▸ **Data shown**:

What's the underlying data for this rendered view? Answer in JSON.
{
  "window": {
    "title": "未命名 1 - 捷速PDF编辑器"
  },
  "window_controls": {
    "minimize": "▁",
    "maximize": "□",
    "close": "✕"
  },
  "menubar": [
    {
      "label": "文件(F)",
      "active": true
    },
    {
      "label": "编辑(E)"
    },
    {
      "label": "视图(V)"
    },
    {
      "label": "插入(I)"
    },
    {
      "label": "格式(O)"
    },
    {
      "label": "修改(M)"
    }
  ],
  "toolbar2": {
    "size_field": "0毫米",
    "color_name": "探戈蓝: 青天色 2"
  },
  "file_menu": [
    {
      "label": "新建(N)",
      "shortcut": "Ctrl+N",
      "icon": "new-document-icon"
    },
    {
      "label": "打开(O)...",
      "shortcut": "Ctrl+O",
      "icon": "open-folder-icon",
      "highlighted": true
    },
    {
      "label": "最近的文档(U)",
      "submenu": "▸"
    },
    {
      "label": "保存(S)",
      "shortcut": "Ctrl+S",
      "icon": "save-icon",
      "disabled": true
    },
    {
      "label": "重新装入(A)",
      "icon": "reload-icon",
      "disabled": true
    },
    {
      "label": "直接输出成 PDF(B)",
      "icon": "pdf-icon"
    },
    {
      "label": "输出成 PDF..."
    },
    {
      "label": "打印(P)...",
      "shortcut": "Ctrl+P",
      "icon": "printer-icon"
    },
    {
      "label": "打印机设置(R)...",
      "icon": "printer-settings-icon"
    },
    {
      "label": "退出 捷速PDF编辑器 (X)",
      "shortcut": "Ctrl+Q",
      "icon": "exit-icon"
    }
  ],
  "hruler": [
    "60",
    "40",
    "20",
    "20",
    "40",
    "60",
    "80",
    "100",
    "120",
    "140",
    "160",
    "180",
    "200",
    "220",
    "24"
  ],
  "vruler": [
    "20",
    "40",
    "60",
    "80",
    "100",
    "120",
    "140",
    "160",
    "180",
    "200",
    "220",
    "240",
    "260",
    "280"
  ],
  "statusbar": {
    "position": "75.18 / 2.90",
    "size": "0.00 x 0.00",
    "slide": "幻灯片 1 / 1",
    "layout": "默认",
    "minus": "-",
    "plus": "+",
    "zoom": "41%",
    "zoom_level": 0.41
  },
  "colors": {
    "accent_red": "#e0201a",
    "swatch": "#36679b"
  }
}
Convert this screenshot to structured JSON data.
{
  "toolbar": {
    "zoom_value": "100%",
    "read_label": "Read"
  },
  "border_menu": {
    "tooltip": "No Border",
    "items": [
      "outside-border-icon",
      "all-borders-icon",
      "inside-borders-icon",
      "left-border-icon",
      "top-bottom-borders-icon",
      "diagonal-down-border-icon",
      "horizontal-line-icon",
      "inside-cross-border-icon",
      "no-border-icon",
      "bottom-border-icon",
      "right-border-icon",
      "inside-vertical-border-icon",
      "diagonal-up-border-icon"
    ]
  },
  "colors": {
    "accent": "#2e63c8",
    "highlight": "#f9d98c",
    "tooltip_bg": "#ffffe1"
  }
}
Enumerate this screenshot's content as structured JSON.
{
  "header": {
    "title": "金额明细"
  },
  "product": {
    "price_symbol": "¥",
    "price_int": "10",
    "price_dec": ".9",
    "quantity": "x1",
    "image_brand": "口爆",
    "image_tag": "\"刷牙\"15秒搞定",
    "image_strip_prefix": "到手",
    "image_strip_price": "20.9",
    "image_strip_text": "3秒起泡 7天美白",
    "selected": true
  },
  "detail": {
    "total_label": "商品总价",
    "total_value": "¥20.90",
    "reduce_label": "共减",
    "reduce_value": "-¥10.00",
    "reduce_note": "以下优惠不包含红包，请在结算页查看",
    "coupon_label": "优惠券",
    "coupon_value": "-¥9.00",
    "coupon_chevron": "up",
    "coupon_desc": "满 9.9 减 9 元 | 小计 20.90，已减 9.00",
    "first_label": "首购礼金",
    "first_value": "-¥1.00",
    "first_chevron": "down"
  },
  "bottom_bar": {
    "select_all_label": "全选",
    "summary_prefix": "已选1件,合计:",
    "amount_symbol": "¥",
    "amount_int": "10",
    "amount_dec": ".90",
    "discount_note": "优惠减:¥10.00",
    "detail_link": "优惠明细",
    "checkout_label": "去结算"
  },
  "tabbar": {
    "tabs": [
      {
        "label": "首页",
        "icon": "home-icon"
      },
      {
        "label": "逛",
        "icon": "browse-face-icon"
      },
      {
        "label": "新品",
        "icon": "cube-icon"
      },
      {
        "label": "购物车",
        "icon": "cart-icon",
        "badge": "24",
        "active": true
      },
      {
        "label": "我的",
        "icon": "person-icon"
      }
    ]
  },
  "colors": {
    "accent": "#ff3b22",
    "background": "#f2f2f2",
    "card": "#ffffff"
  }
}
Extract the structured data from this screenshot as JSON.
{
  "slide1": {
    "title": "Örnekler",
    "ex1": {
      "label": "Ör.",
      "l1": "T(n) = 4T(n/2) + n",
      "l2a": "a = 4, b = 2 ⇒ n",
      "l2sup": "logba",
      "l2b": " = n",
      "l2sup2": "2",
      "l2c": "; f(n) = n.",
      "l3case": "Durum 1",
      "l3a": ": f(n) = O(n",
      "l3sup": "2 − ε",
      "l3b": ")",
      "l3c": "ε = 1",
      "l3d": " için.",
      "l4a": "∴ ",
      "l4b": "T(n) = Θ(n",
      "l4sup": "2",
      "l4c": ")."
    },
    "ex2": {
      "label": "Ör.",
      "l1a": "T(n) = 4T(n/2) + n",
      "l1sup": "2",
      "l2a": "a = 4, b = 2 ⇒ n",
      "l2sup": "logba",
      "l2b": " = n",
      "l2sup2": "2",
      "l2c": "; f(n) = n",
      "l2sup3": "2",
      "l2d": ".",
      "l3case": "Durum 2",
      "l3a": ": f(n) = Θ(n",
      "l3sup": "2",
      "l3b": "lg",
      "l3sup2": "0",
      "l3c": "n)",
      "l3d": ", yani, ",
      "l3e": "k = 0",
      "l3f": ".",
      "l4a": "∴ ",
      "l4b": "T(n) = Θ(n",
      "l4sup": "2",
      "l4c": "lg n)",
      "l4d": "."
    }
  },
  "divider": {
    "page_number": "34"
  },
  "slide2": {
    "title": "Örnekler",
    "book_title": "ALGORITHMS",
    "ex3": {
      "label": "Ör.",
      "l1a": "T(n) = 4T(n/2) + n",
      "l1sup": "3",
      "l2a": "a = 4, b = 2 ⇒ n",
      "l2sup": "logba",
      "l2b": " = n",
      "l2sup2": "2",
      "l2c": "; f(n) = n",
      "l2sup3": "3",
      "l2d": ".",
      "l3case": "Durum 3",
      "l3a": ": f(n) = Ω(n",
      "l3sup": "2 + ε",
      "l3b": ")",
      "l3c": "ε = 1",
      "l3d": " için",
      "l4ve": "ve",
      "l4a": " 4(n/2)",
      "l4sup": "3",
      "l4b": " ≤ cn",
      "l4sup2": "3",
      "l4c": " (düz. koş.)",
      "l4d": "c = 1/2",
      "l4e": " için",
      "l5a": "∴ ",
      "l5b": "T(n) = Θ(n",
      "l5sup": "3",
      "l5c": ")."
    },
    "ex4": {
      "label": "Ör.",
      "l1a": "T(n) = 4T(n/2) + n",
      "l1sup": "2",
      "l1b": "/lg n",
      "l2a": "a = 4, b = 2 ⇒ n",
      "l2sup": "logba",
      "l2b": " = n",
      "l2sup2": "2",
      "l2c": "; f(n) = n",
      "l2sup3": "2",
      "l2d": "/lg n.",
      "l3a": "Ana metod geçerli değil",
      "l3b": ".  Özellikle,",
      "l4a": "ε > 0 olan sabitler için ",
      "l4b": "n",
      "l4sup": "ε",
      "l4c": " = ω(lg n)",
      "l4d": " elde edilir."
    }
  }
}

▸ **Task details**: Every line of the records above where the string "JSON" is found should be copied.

▸ **Answer below**:
What's the underlying data for this rendered view? Answer in JSON.
Convert this screenshot to structured JSON data.
Enumerate this screenshot's content as structured JSON.
Extract the structured data from this screenshot as JSON.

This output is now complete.